In the first all celebrity version of Touchdown reality TV hit Treasure Island, 14 marooned contestants must provide food, water, fire, and shelter for themselves on a Fijian island, as they compete to find treasure and avoid elimination. Presented by Pieta Keating — who was runner-up on the original Treasure Island — the "household names" include Olympians and All Blacks (Frank Bunce), model Nicky Watson, actors and TV tradesman John Cocks. Hunger and cheating suspicions soon exacerbate tensions between the teams.
Peter Jackson has gone from shy fanboy to master of his craft; from Pukerua Bay to Wellywood. With six journeys into Middle-earth now behind him, he has few peers in the realm of large scale filmmaking. Led by early 'behind the scenes' docos this collection pays tribute to PJ's journey, from re-making King Kong in his backyard to err ... re-making King Kong in his backyard.
Dan Musgrove loves playing bad guys and has managed to do so in shows such as Underbelly NZ – Land of the Long Green Cloud, Go Girls and Westside. When not being bad, he has acted in fantasy programmes (Legend of the Seeker), got a girl pregnant (Piece of My Heart), and climbed a mountain (Beyond the Edge).
"Shall we have our photo taken?" This lo-fi classic offers up a time capsule to a long ago day down south, with The Verlaines performing in a Dunedin flat in the company of various Flying Nun friends, and a wandering pet bunny. Director/cameraman Peter Janes recalls that the clip was shot "in a beautiful old house on Stuart Street", before everyone "took off to Cargill's Castle and made it up as we went along." Vocalist Graeme Downes' 18 mentions in the chorus of a word starting with 'V' are a namecheck not only for his band, but for infamous French poet Paul Verlaine.
Julie Christie, DNZM, is one of New Zealand's most successful television producers. She built her company, Touchdown Productions, into the country's leading producer of entertainment television and exporter of programme formats. In 2006 she sold Touchdown to global company Eyeworks in a multi-million dollar deal; she stayed on as managing director until 2012.
Charlotte Purdy’s CV ranges from reality TV to Antarctic disaster. After a television OE in the United Kingdom, she helmed documentaries and factual TV back home. Under her Rogue Productions banner she created reality format The Big Experiment, and made Reel Late with Kate.
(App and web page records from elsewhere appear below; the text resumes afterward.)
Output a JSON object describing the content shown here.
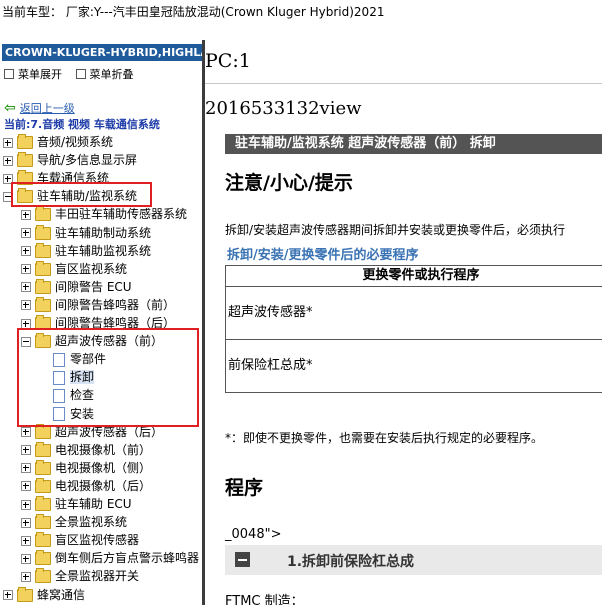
{
  "title_bar": "当前车型：  厂家:Y---汽丰田皇冠陆放混动(Crown Kluger Hybrid)2021",
  "left": {
    "nav_header": "CROWN-KLUGER-HYBRID,HIGHLAN",
    "menu_expand": "菜单展开",
    "menu_collapse": "菜单折叠",
    "back_link": "返回上一级",
    "current": "当前:7.音频 视频 车载通信系统",
    "tree": [
      {
        "label": "音频/视频系统",
        "level": 0,
        "icon": "folder",
        "toggle": "plus"
      },
      {
        "label": "导航/多信息显示屏",
        "level": 0,
        "icon": "folder",
        "toggle": "plus"
      },
      {
        "label": "车载通信系统",
        "level": 0,
        "icon": "folder",
        "toggle": "plus"
      },
      {
        "label": "驻车辅助/监视系统",
        "level": 0,
        "icon": "folder",
        "toggle": "minus"
      },
      {
        "label": "丰田驻车辅助传感器系统",
        "level": 1,
        "icon": "folder",
        "toggle": "plus"
      },
      {
        "label": "驻车辅助制动系统",
        "level": 1,
        "icon": "folder",
        "toggle": "plus"
      },
      {
        "label": "驻车辅助监视系统",
        "level": 1,
        "icon": "folder",
        "toggle": "plus"
      },
      {
        "label": "盲区监视系统",
        "level": 1,
        "icon": "folder",
        "toggle": "plus"
      },
      {
        "label": "间隙警告 ECU",
        "level": 1,
        "icon": "folder",
        "toggle": "plus"
      },
      {
        "label": "间隙警告蜂鸣器（前）",
        "level": 1,
        "icon": "folder",
        "toggle": "plus"
      },
      {
        "label": "间隙警告蜂鸣器（后）",
        "level": 1,
        "icon": "folder",
        "toggle": "plus"
      },
      {
        "label": "超声波传感器（前）",
        "level": 1,
        "icon": "folder",
        "toggle": "minus"
      },
      {
        "label": "零部件",
        "level": 2,
        "icon": "doc",
        "toggle": "none"
      },
      {
        "label": "拆卸",
        "level": 2,
        "icon": "doc",
        "toggle": "none",
        "selected": true
      },
      {
        "label": "检查",
        "level": 2,
        "icon": "doc",
        "toggle": "none"
      },
      {
        "label": "安装",
        "level": 2,
        "icon": "doc",
        "toggle": "none"
      },
      {
        "label": "超声波传感器（后）",
        "level": 1,
        "icon": "folder",
        "toggle": "plus"
      },
      {
        "label": "电视摄像机（前）",
        "level": 1,
        "icon": "folder",
        "toggle": "plus"
      },
      {
        "label": "电视摄像机（侧）",
        "level": 1,
        "icon": "folder",
        "toggle": "plus"
      },
      {
        "label": "电视摄像机（后）",
        "level": 1,
        "icon": "folder",
        "toggle": "plus"
      },
      {
        "label": "驻车辅助 ECU",
        "level": 1,
        "icon": "folder",
        "toggle": "plus"
      },
      {
        "label": "全景监视系统",
        "level": 1,
        "icon": "folder",
        "toggle": "plus"
      },
      {
        "label": "盲区监视传感器",
        "level": 1,
        "icon": "folder",
        "toggle": "plus"
      },
      {
        "label": "倒车侧后方盲点警示蜂鸣器",
        "level": 1,
        "icon": "folder",
        "toggle": "plus"
      },
      {
        "label": "全景监视器开关",
        "level": 1,
        "icon": "folder",
        "toggle": "plus"
      },
      {
        "label": "蜂窝通信",
        "level": 0,
        "icon": "folder",
        "toggle": "plus"
      }
    ]
  },
  "right": {
    "pc": "PC:1",
    "view_id": "2016533132view",
    "section_title": "驻车辅助/监视系统  超声波传感器（前）  拆卸",
    "notice_heading": "注意/小心/提示",
    "paragraph": "拆卸/安装超声波传感器期间拆卸并安装或更换零件后，必须执行",
    "subheading": "拆卸/安装/更换零件后的必要程序",
    "table": {
      "header": "更换零件或执行程序",
      "rows": [
        "超声波传感器*",
        "前保险杠总成*"
      ]
    },
    "note": "*：即使不更换零件，也需要在安装后执行规定的必要程序。",
    "procedure_heading": "程序",
    "code_fragment": "_0048\">",
    "step_title": "1.拆卸前保险杠总成",
    "ftmc": "FTMC 制造："
  },
  "colors": {
    "nav_header_bg": "#1f5a9b",
    "section_bar_bg": "#545454",
    "highlight_box": "#e02020",
    "subheading": "#3a73b3"
  }
}
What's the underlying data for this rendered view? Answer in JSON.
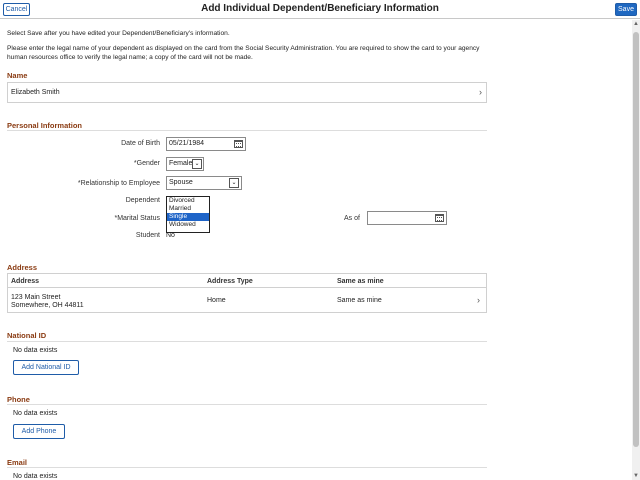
{
  "header": {
    "title": "Add Individual Dependent/Beneficiary Information",
    "cancel_label": "Cancel",
    "save_label": "Save"
  },
  "intro": {
    "line1": "Select Save after you have edited your Dependent/Beneficiary's information.",
    "line2": "Please enter the legal name of your dependent as displayed on the card from the Social Security Administration. You are required to show the card to your agency human resources office to verify the legal name; a copy of the card will not be made."
  },
  "name_section": {
    "title": "Name",
    "value": "Elizabeth Smith"
  },
  "personal": {
    "title": "Personal Information",
    "dob_label": "Date of Birth",
    "dob_value": "05/21/1984",
    "gender_label": "*Gender",
    "gender_value": "Female",
    "relationship_label": "*Relationship to Employee",
    "relationship_value": "Spouse",
    "dependent_label": "Dependent",
    "marital_label": "*Marital Status",
    "marital_options": [
      "Divorced",
      "Married",
      "Single",
      "Widowed"
    ],
    "marital_selected": "Single",
    "as_of_label": "As of",
    "as_of_value": "",
    "student_label": "Student",
    "student_value": "No"
  },
  "address": {
    "title": "Address",
    "columns": [
      "Address",
      "Address Type",
      "Same as mine"
    ],
    "rows": [
      {
        "address_line1": "123 Main Street",
        "address_line2": "Somewhere, OH 44811",
        "type": "Home",
        "same": "Same as mine"
      }
    ]
  },
  "national_id": {
    "title": "National ID",
    "empty": "No data exists",
    "add_label": "Add National ID"
  },
  "phone": {
    "title": "Phone",
    "empty": "No data exists",
    "add_label": "Add Phone"
  },
  "email": {
    "title": "Email",
    "empty": "No data exists"
  },
  "colors": {
    "accent": "#1f68c1",
    "section_title": "#8a3b12",
    "selected_option": "#1e64c8"
  }
}
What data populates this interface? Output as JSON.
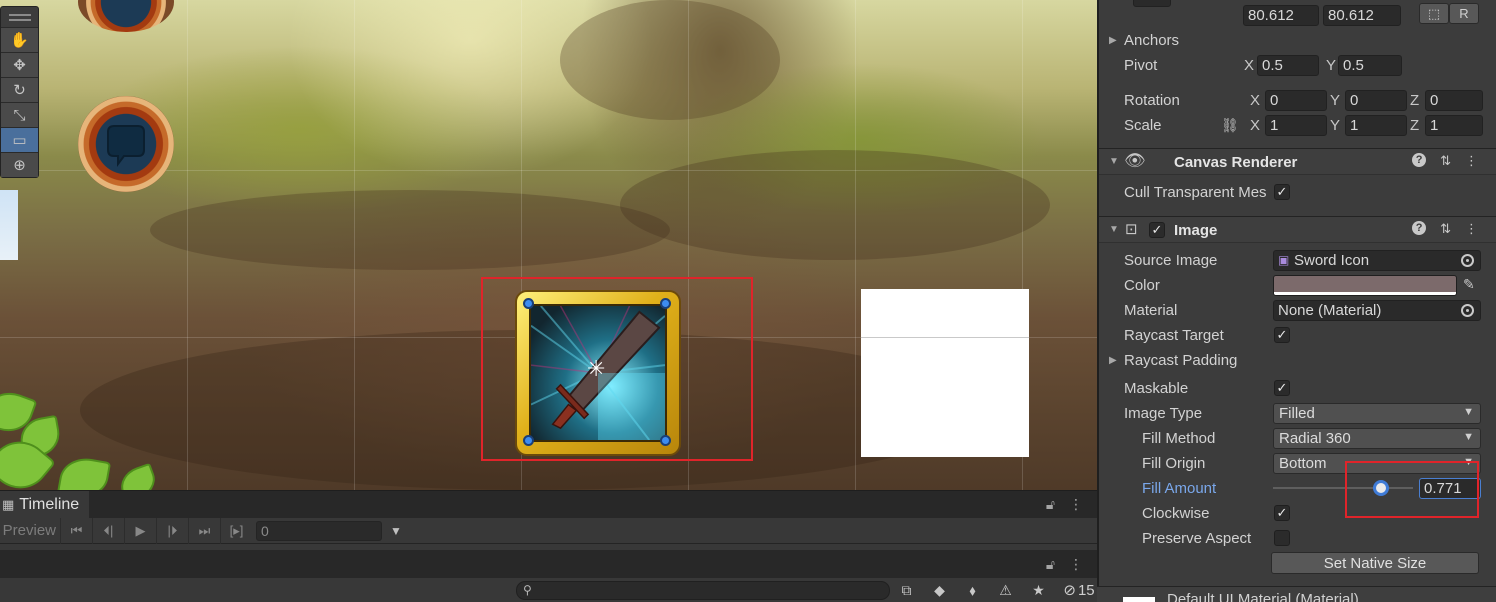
{
  "scene": {
    "tools": [
      "hand-tool",
      "move-tool",
      "rotate-tool",
      "scale-tool",
      "rect-tool",
      "transform-tool"
    ],
    "active_tool": "rect-tool"
  },
  "timeline": {
    "tab_label": "Timeline",
    "preview_label": "Preview",
    "frame_value": "0"
  },
  "console": {
    "count": "15"
  },
  "inspector": {
    "size": {
      "width": "80.612",
      "height": "80.612"
    },
    "anchors_label": "Anchors",
    "pivot": {
      "label": "Pivot",
      "x_axis": "X",
      "x": "0.5",
      "y_axis": "Y",
      "y": "0.5"
    },
    "rotation": {
      "label": "Rotation",
      "x": "0",
      "y": "0",
      "z": "0"
    },
    "scale": {
      "label": "Scale",
      "x": "1",
      "y": "1",
      "z": "1"
    },
    "axis_labels": {
      "x": "X",
      "y": "Y",
      "z": "Z"
    },
    "raw_button": "R",
    "canvas_renderer": {
      "title": "Canvas Renderer",
      "cull_label": "Cull Transparent Mes",
      "cull_checked": true
    },
    "image": {
      "title": "Image",
      "enabled": true,
      "source_image_label": "Source Image",
      "source_image_value": "Sword Icon",
      "color_label": "Color",
      "color_value": "#7c6a6b",
      "material_label": "Material",
      "material_value": "None (Material)",
      "raycast_target_label": "Raycast Target",
      "raycast_target": true,
      "raycast_padding_label": "Raycast Padding",
      "maskable_label": "Maskable",
      "maskable": true,
      "image_type_label": "Image Type",
      "image_type_value": "Filled",
      "fill_method_label": "Fill Method",
      "fill_method_value": "Radial 360",
      "fill_origin_label": "Fill Origin",
      "fill_origin_value": "Bottom",
      "fill_amount_label": "Fill Amount",
      "fill_amount_value": "0.771",
      "fill_amount": 0.771,
      "clockwise_label": "Clockwise",
      "clockwise": true,
      "preserve_aspect_label": "Preserve Aspect",
      "preserve_aspect": false,
      "set_native_size_label": "Set Native Size"
    },
    "material_footer": "Default UI Material (Material)"
  }
}
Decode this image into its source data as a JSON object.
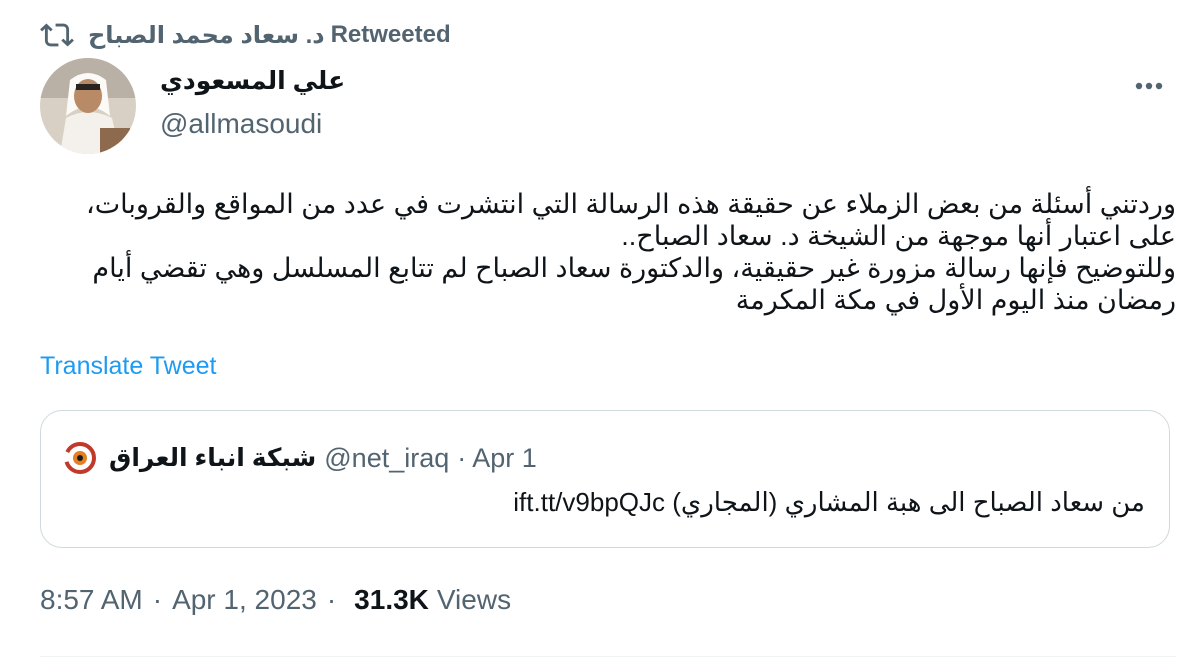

After a decade producing current affairs, she co-directed docudrama Erebus: Operation Overdue and rugby doco By the Balls.
Producer Meg Douglas began in television as a teenage reporter, before heading behind the camera as an adult. Since then she has worked in a variety of roles — from researcher, writer and production manager, to producer and director. In 2005, Douglas started her own production company, Scottie Productions, which has netted several awards.
After starting his TV career in his native New Zealand, David Ambler found himself in London, taking on global hit MasterChef. Ambler first honed his talents on 1990s series First Hand, then directed a run of documentaries and non-fiction shows, including Epitaph and My House, My Castle. Eventually relocating to England, he directed and produced a range of non-fiction titles, then became Head of Programmes at production company Shine TV. In 2010 he shared a BAFTA Award for MasterChef - The Professionals. In 2016 the MasterChef veteran took on the job of overseeing Britain's stable of MasterChef shows.
After making his name as part of comedy troupe Funny Business in the 80s, Willy de Wit found national success when the foursome won their own sketch show in 1988. From there de Wit appeared in a host of comedy shows throughout the 90s, including More Issues, Sportsnight and Comedy Central, before becoming a host on Radio Hauraki in 1998. He stayed with the station for 12 years.
Rachale Davies was 16 when she started her TV career, reporting for teen show InFocus. She moved behind the camera in the early 2000s, producing, shooting and researching stories for iconic children's show Blue Peter and reality show Diet Trials at the BBC in London. On returning to New Zealand, Davies directed on The Apprentice New Zealand and the first season of New Zealand's Next Top Model. In Australia, she produced The Farmer Wants a Wife (season eight), and was a casting producer for Big Brother. Davies went on to work as a series producer at Attitude Pictures in Auckland.